Existing frameworks tend to simulate clients, rather than measure on real browsers
The second unique aspect is our streaming technology, which is enabled by the dual-sided architecture. Most performance and testing frameworks are designed to measure the download time of full objects on a web page. This metric does not accurately model the performance characteristics of streaming web application objects and it fails to credit the earlier time to interaction with the content which web application streaming makes possible.
So those were a few of the challenges. Now let’s talk a little bit about how we do it.
A framework for measuring web performance that looks at it from the end user perspective
At Instart Logic, as computer scientists and performance geeks with years of experience in big data, large-scale distributed systems, and even traditional web delivery systems, we always look to deliver a faster web experience based on data-driven decisions.
To this end, we have architected a performance framework called Phoenix that is built on top of our favorite open source web performance testing system, WebPagetest.org (WPT), of which we have a big internal instance set up. Phoenix uses our client-side virtualization library NanoVisor.js, which is a hypervisor for web applications in the browser. We leverage the core capabilities of WPT around instrumenting to provide a ton of detailed information from real browsers running on real devices. We couple all that information with some very low-level data which our NanoVisor.js library can collect as web pages load up in a browser. Around the core capabilities of those systems we have built a big data solution to understand and analyze the large amounts of data that our system generates.

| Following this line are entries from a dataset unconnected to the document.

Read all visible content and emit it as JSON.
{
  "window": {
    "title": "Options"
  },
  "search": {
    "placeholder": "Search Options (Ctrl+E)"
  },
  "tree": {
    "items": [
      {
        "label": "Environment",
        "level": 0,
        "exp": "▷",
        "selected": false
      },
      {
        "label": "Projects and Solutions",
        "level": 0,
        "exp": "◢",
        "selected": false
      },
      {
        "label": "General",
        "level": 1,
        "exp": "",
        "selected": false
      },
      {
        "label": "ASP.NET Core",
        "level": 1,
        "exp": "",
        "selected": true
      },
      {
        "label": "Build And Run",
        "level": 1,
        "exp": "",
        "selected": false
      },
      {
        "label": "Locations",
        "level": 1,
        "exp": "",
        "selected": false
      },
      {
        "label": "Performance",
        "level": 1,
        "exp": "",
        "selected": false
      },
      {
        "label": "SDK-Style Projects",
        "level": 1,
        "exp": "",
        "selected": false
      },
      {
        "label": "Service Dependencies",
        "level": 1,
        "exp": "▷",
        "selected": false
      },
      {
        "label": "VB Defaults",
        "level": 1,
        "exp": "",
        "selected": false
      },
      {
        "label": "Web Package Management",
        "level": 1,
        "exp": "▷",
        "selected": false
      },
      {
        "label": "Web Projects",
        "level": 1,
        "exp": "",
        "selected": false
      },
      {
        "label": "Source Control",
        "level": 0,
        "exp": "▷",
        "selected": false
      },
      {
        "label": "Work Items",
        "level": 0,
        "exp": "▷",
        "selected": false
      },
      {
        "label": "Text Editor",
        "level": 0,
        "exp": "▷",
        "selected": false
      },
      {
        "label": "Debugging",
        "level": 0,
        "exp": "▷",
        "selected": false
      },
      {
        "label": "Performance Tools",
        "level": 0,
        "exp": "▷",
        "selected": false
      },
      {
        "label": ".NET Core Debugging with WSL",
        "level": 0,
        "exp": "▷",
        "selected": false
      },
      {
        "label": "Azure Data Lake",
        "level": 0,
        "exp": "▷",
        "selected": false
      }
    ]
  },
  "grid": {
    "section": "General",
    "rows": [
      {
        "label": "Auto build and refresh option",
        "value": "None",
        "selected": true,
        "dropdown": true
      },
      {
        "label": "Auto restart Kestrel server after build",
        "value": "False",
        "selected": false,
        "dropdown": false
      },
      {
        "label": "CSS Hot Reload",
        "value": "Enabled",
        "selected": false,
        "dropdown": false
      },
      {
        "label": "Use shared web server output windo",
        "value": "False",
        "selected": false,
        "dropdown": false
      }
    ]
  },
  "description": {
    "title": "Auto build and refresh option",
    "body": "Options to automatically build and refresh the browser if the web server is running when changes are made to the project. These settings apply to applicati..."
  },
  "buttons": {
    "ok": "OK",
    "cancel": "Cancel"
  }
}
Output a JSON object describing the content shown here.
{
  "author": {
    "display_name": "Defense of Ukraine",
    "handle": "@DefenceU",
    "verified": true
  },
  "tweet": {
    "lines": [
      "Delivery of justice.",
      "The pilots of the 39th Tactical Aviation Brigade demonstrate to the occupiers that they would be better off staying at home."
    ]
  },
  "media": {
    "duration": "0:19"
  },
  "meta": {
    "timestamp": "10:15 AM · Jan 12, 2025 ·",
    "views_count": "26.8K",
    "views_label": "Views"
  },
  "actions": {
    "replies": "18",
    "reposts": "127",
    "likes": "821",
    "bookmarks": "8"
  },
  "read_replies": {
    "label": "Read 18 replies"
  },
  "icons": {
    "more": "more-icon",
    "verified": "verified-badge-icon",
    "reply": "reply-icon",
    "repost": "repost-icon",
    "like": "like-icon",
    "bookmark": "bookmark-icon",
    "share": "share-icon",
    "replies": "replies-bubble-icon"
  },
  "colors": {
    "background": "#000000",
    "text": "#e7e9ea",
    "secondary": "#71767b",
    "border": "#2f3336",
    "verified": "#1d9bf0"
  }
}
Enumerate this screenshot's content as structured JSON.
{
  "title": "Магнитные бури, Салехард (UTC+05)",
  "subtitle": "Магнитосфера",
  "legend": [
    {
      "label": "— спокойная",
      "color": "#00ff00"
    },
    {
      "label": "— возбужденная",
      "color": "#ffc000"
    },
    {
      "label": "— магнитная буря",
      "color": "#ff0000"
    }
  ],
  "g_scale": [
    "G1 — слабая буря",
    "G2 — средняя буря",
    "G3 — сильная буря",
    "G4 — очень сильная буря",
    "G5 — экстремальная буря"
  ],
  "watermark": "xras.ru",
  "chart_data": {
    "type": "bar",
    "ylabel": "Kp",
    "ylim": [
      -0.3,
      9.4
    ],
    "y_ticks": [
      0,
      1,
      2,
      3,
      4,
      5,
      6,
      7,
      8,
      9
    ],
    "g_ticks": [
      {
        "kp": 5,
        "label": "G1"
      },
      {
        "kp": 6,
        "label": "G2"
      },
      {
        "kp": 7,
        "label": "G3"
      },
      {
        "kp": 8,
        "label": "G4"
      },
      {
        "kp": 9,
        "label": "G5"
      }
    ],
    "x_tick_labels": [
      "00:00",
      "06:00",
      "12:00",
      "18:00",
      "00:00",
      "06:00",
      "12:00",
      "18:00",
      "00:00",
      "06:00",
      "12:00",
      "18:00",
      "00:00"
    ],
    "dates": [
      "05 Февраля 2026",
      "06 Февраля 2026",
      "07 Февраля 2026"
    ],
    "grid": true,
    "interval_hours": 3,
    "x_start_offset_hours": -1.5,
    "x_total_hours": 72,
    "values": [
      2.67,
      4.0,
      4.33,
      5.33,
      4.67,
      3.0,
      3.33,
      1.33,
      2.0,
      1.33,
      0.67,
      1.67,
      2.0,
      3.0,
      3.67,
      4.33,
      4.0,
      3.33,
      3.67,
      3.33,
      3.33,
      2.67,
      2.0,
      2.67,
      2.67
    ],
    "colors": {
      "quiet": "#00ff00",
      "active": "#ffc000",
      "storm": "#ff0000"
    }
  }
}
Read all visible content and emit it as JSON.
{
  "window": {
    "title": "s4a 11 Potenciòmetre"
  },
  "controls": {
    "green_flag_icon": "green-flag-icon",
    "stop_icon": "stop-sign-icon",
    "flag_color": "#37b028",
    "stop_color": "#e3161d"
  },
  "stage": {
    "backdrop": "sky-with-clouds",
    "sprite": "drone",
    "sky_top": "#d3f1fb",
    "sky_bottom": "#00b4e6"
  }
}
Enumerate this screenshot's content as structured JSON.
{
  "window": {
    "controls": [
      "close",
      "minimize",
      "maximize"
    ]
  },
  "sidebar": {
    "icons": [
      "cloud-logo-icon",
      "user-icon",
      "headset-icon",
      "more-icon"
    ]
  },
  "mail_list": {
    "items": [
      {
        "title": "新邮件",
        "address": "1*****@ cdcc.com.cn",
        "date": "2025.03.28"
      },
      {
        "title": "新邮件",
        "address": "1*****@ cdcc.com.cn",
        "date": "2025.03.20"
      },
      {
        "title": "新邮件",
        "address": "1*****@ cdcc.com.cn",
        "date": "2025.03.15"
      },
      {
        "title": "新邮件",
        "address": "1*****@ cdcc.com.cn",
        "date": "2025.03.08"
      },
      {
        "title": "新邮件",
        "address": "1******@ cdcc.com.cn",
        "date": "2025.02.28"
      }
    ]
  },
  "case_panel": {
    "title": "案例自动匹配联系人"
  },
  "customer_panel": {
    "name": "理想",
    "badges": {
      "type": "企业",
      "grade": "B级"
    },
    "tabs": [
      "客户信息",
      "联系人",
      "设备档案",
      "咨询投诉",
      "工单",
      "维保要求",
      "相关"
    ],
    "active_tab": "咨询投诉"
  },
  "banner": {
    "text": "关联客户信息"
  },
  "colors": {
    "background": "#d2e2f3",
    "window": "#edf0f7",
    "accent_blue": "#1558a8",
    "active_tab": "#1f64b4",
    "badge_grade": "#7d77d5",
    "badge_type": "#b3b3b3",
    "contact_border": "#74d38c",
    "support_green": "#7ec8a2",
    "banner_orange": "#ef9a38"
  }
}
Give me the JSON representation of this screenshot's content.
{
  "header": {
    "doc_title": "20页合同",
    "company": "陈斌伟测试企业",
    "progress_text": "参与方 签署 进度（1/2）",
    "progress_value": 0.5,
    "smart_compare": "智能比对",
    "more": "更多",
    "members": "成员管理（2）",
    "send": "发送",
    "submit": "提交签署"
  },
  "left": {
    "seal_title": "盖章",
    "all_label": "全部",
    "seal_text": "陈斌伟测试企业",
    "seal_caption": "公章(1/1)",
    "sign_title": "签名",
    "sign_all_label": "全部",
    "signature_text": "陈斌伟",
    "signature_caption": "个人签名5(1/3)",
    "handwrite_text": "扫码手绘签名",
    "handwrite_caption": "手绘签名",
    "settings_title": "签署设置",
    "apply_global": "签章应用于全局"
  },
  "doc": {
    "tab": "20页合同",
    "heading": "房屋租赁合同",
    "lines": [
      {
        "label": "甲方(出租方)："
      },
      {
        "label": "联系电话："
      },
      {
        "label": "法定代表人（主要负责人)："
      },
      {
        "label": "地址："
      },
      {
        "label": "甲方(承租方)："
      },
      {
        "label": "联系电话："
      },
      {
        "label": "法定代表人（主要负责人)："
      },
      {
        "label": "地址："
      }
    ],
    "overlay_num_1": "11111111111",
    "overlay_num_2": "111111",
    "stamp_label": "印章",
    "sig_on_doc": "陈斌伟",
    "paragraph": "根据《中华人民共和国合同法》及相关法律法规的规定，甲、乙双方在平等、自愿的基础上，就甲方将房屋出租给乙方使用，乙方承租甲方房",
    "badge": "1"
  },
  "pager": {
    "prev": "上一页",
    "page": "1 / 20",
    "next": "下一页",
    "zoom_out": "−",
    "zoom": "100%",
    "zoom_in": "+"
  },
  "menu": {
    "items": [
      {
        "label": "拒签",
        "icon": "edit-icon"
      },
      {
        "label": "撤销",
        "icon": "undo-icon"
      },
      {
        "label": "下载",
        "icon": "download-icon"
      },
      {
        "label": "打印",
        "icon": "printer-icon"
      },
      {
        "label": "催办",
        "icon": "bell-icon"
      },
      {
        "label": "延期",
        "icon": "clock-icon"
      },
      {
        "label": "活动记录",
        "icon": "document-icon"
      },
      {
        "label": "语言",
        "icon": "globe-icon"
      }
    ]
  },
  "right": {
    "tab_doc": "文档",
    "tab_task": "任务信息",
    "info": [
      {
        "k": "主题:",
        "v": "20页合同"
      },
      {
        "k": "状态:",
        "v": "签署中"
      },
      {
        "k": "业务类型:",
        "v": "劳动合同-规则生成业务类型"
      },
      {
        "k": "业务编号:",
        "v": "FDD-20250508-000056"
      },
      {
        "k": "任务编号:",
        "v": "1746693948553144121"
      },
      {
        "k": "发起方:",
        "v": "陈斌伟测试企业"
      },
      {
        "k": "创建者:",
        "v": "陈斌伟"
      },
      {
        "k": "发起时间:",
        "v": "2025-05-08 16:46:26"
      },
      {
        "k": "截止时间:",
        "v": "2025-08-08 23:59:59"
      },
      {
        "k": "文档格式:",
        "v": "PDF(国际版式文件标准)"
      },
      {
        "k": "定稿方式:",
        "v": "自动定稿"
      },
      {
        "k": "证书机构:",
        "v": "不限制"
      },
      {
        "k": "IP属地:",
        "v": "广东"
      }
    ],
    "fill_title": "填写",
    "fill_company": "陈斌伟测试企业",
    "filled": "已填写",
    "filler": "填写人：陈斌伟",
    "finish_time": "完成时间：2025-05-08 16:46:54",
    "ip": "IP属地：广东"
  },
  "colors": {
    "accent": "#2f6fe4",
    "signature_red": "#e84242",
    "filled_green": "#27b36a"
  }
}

With such a framework in place, we can point to any website or web application and gather relevant data to understand its performance in depth. Similarly we can run any such application with Instart Logic’s network, thus giving us a comparative and competitive view. We routinely pull many thousands of websites and applications through the Instart Logic Web Application Streaming Network – and compare it to the performance without our service – to measure quality and performance from the standpoint of the end user.
We define such views by various “observation points,” with some examples below:
- Platform: Desktop vs. Mobile vs. Tablet
- Devices: Samsung Galaxy S4 vs. iPhone 5s vs. iPad 2
- Browsers: Chrome vs. Firefox vs. Safari vs. IE
- Network: 3G, 4G, LTE, Cable, FIOS
- Protocol: HTTP vs. HTTPS
Measuring performance generates big data and allows more insight
By collecting and measuring information from the instrumented browsers via WPT and then also capturing detailed client-side performance data reported by the NanoVisor.js, we get invaluable insights into the user experience across devices, platforms and networks beyond what you can get from the basics provided by a browser’s built-in performance APIs.
Such amounts of raw data from these many different observation points are collected in a big data solution we designed internally to achieve deeper insights. With the Instart Logic core team coming from the big data world this part was actually the easiest to tackle. Not only is this system invaluable for testing the performance and quality of our systems, but we have already leveraged it to provide deeper insights into how the modern web is evolving.
Here are a few examples.
- We constantly provide the Instart Logic R&D teams with feedback on existing product features and how they impact performance across a broad set of sites.
That’s just a quick overview of what we have built and some of the things we can do with our performance and testing system. In future posts we will drill down in a few areas and also share some of the insights we have learned.
We wanted to close with a big thank you to Patrick Meenan and the web performance community for WebPagetest.org, which laid the groundwork upon which we build!